My imagination has been working overtime, and I can see a world where virtual sports really take off, online worlds thrive. Why? Because you can do it in the comfort of your fortress at home. I wonder about the implications of social distancing. If this virus threat continues for months and months it could have a lasting impact on how we live for years to come. If I had the money I would be investing in online ventures and delivery services.
I hope you are doing well. Keep washing your hands.
My eldest son has a degree in game design. (he is very talented and looking for work if you are hiring.) He loves games of all types.
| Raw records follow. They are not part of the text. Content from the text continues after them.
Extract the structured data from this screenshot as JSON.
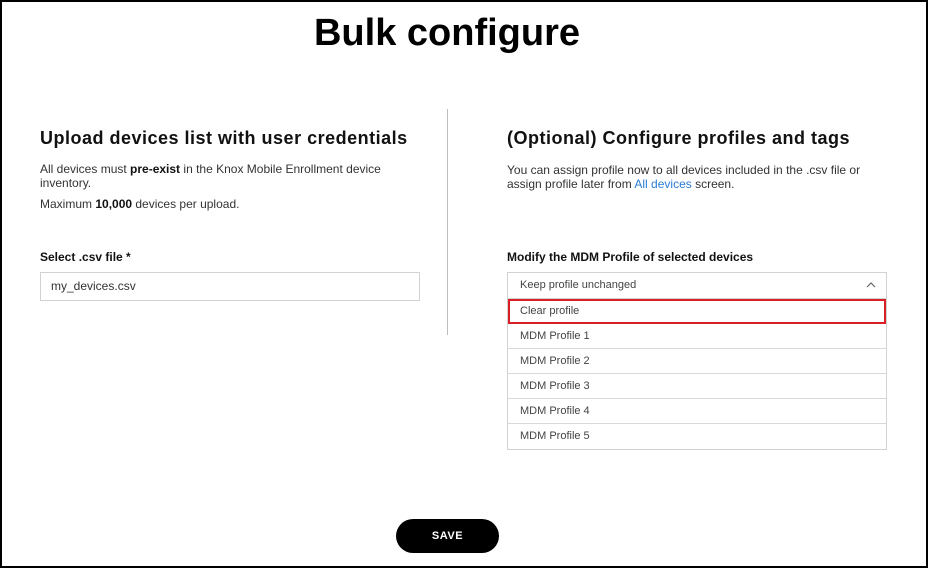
{
  "page": {
    "title": "Bulk configure"
  },
  "upload": {
    "heading": "Upload devices list with user credentials",
    "desc_prefix": "All devices must ",
    "desc_bold": "pre-exist",
    "desc_suffix": " in the Knox Mobile Enrollment device inventory.",
    "max_prefix": "Maximum ",
    "max_bold": "10,000",
    "max_suffix": " devices per upload.",
    "file_label": "Select .csv file *",
    "file_value": "my_devices.csv"
  },
  "profiles": {
    "heading": "(Optional) Configure profiles and tags",
    "desc_prefix": "You can assign profile now to all devices included in the .csv file or assign profile later from ",
    "desc_link": "All devices",
    "desc_suffix": " screen.",
    "mdm_label": "Modify the MDM Profile of selected devices",
    "selected": "Keep profile unchanged",
    "options": [
      "Clear profile",
      "MDM Profile 1",
      "MDM Profile 2",
      "MDM Profile 3",
      "MDM Profile 4",
      "MDM Profile 5"
    ],
    "highlighted_option": "Clear profile",
    "highlight_color": "#d81f26",
    "link_color": "#2a7bd6"
  },
  "footer": {
    "save_label": "SAVE"
  }
}
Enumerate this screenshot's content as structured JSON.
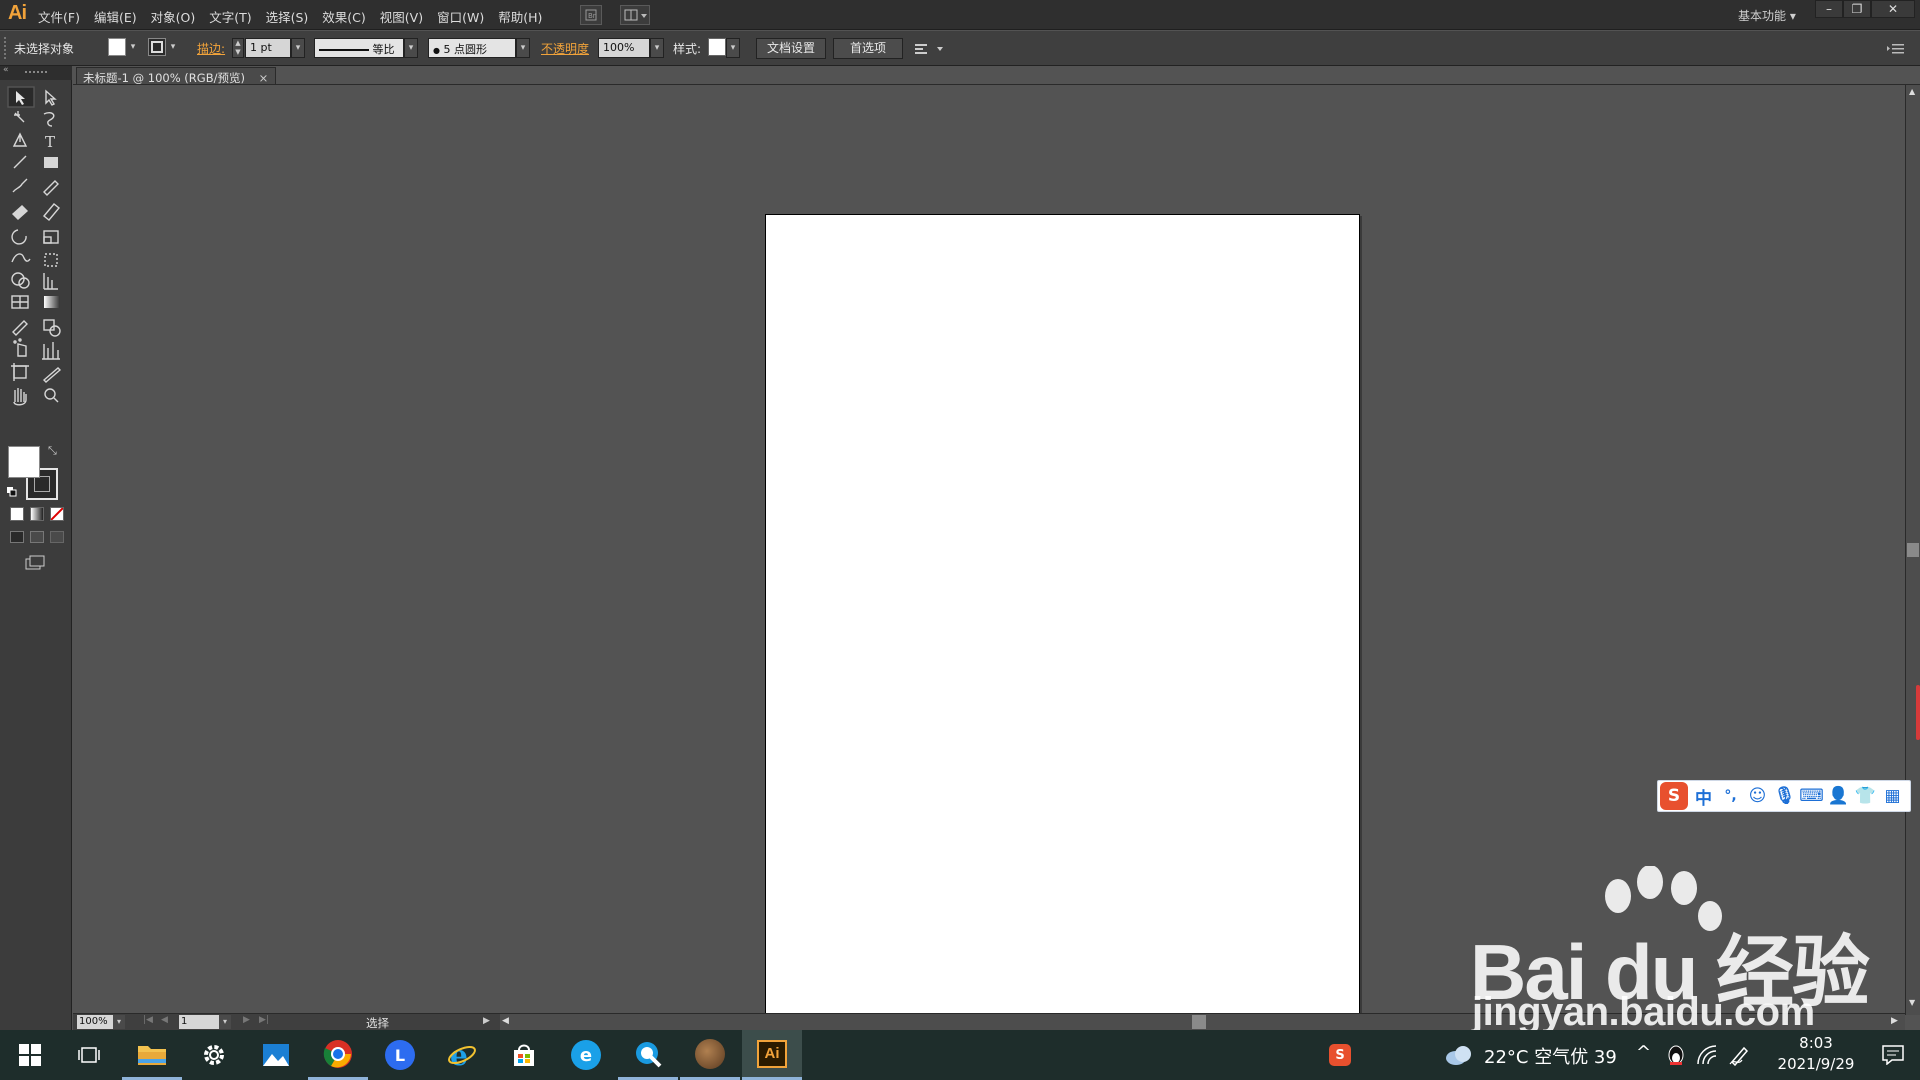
{
  "app": {
    "logo": "Ai",
    "menus": [
      "文件(F)",
      "编辑(E)",
      "对象(O)",
      "文字(T)",
      "选择(S)",
      "效果(C)",
      "视图(V)",
      "窗口(W)",
      "帮助(H)"
    ],
    "workspace": "基本功能",
    "window_controls": [
      "–",
      "❐",
      "✕"
    ]
  },
  "control_bar": {
    "selection_status": "未选择对象",
    "stroke_label": "描边:",
    "stroke_weight": "1 pt",
    "stroke_profile": "等比",
    "brush": "5 点圆形",
    "brush_dot": "●",
    "opacity_label": "不透明度",
    "opacity_value": "100%",
    "style_label": "样式:",
    "doc_setup_button": "文档设置",
    "preferences_button": "首选项"
  },
  "document": {
    "tab_title": "未标题-1 @ 100% (RGB/预览)",
    "tab_close": "×"
  },
  "status_bar": {
    "zoom": "100%",
    "artboard_number": "1",
    "tool_status": "选择"
  },
  "tools": [
    "selection-tool",
    "direct-selection-tool",
    "magic-wand-tool",
    "lasso-tool",
    "pen-tool",
    "type-tool",
    "line-tool",
    "rectangle-tool",
    "paintbrush-tool",
    "pencil-tool",
    "blob-brush-tool",
    "eraser-tool",
    "rotate-tool",
    "scale-tool",
    "warp-tool",
    "free-transform-tool",
    "shape-builder-tool",
    "perspective-grid-tool",
    "mesh-tool",
    "gradient-tool",
    "eyedropper-tool",
    "blend-tool",
    "symbol-sprayer-tool",
    "column-graph-tool",
    "artboard-tool",
    "slice-tool",
    "hand-tool",
    "zoom-tool"
  ],
  "ime": {
    "logo": "S",
    "mode": "中",
    "punct": "°,"
  },
  "watermark": {
    "brand": "Bai du 经验",
    "url": "jingyan.baidu.com"
  },
  "taskbar": {
    "weather": "22°C 空气优 39",
    "time": "8:03",
    "date": "2021/9/29",
    "ai_label": "Ai",
    "caret": "^"
  },
  "colors": {
    "accent_orange": "#f2a33a",
    "canvas_bg": "#535353",
    "taskbar_bg": "#1e2d2b"
  }
}
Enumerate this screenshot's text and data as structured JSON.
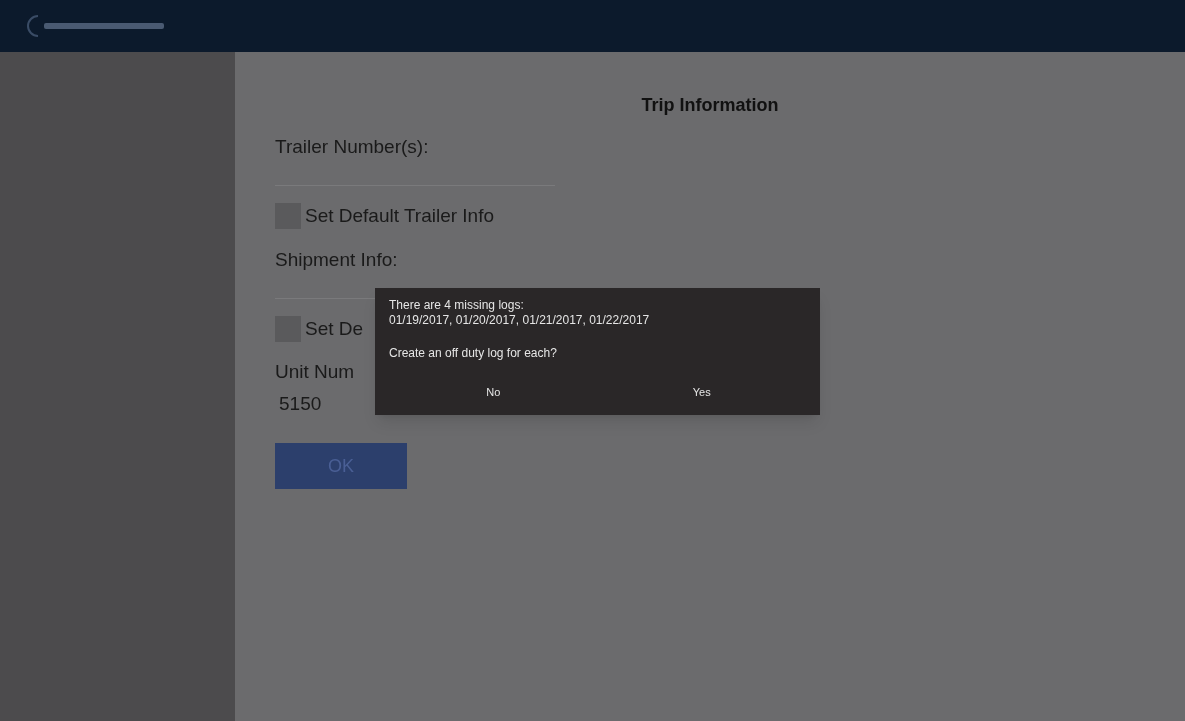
{
  "page": {
    "title": "Trip Information"
  },
  "form": [
    {
      "kind": "label",
      "text": "Trailer Number(s):"
    },
    {
      "kind": "field"
    },
    {
      "kind": "checkbox",
      "text": "Set Default Trailer Info",
      "checked": false
    },
    {
      "kind": "label",
      "text": "Shipment Info:"
    },
    {
      "kind": "field"
    },
    {
      "kind": "checkbox",
      "text": "Set De",
      "checked": false
    },
    {
      "kind": "label",
      "text": "Unit Num"
    },
    {
      "kind": "value",
      "text": "5150"
    }
  ],
  "ok_button": {
    "label": "OK"
  },
  "dialog": {
    "message_lines": [
      "There are 4 missing logs:",
      "01/19/2017, 01/20/2017, 01/21/2017, 01/22/2017"
    ],
    "question": "Create an off duty log for each?",
    "buttons": [
      "No",
      "Yes"
    ]
  }
}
One of his coworkers introduced him to a game called Fluxx and he liked it enough to buy it. We played it Saturday night and I have to say it’s one of the funnest games I’ve played in years.
It’s a card game. The goals and rules change throughout the game, guaranteeing that every game will be distinctly different. The rules are on the cards so it only takes about 5 minutes to learn how to play, if that. It takes a little longer to get familiar with all the variations, but it’s not difficult and we played two games in less than an hour and had a blast.
The game is made by Looney Labs and has a bunch of themes, like Dr. Who or Firefly. We played the Star Trek: The Next Generation version and I loved it. I played with my three youngest children, ages 18-24, and they have never seen ST:TNG, but it didn’t make it any less fun.
We are always on the lookout for fun games. Do you have any suggestions?